— DESCRIPTION OF THE TASK —
Below are some records; retype all of them exactly.

+++

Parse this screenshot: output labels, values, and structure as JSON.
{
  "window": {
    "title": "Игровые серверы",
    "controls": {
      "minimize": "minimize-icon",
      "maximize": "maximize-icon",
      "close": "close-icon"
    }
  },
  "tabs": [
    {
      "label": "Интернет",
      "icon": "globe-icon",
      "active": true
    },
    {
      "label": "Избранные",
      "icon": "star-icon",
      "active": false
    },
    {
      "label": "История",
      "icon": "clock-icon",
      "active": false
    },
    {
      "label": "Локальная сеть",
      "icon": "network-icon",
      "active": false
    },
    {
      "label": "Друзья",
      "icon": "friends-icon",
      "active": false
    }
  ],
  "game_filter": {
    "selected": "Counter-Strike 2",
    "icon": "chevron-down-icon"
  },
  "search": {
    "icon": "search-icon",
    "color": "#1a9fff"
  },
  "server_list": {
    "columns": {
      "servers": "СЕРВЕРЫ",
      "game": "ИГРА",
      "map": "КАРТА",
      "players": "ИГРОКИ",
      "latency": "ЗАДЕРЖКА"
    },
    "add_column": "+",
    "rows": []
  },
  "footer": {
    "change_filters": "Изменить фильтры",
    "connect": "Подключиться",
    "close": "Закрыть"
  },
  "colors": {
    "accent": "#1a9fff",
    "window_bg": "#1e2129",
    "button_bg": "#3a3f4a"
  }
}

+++

— FINISHED EXERCISE —
Parse this screenshot: output labels, values, and structure as JSON.
{
  "window": {
    "title": "Игровые серверы",
    "controls": {
      "minimize": "minimize-icon",
      "maximize": "maximize-icon",
      "close": "close-icon"
    }
  },
  "tabs": [
    {
      "label": "Интернет",
      "icon": "globe-icon",
      "active": true
    },
    {
      "label": "Избранные",
      "icon": "star-icon",
      "active": false
    },
    {
      "label": "История",
      "icon": "clock-icon",
      "active": false
    },
    {
      "label": "Локальная сеть",
      "icon": "network-icon",
      "active": false
    },
    {
      "label": "Друзья",
      "icon": "friends-icon",
      "active": false
    }
  ],
  "game_filter": {
    "selected": "Counter-Strike 2",
    "icon": "chevron-down-icon"
  },
  "search": {
    "icon": "search-icon",
    "color": "#1a9fff"
  },
  "server_list": {
    "columns": {
      "servers": "СЕРВЕРЫ",
      "game": "ИГРА",
      "map": "КАРТА",
      "players": "ИГРОКИ",
      "latency": "ЗАДЕРЖКА"
    },
    "add_column": "+",
    "rows": []
  },
  "footer": {
    "change_filters": "Изменить фильтры",
    "connect": "Подключиться",
    "close": "Закрыть"
  },
  "colors": {
    "accent": "#1a9fff",
    "window_bg": "#1e2129",
    "button_bg": "#3a3f4a"
  }
}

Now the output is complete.